**TASK OBJECTIVE:**
Using the records that follow, copy every line containing the word "一键建表".

(Website and app data records)
^^^^

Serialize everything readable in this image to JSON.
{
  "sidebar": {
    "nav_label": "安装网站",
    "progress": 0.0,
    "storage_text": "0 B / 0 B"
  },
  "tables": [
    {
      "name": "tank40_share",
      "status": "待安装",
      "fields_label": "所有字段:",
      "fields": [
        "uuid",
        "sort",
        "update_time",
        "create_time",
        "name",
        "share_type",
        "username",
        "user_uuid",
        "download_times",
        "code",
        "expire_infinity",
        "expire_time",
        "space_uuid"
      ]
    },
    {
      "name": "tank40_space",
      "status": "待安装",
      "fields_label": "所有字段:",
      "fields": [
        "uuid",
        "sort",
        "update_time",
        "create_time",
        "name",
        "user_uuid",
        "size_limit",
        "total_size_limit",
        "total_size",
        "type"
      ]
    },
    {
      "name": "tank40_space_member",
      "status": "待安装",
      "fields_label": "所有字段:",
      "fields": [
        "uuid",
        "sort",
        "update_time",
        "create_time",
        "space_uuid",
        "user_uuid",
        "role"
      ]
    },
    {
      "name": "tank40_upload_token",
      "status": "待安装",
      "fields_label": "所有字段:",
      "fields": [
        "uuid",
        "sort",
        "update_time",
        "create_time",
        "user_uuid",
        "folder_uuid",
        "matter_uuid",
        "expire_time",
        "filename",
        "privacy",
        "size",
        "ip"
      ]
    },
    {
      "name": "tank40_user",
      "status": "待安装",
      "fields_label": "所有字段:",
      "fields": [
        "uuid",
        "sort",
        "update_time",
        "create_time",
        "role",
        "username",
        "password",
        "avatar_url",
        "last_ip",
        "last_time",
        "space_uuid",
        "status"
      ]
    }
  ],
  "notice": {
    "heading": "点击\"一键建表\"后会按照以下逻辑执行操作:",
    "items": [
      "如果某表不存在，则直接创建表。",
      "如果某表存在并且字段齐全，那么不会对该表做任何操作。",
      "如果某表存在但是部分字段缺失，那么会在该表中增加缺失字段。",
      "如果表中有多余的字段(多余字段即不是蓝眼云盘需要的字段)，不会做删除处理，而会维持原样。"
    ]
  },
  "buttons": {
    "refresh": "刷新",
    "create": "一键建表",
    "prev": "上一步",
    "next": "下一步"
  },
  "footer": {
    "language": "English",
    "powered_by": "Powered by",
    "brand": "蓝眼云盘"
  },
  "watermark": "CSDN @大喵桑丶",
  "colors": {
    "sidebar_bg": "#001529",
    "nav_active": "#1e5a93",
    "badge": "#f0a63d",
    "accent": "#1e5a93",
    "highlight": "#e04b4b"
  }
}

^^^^

**EXERCISE RESPONSE:**
    "heading": "点击\"一键建表\"后会按照以下逻辑执行操作:",
    "create": "一键建表",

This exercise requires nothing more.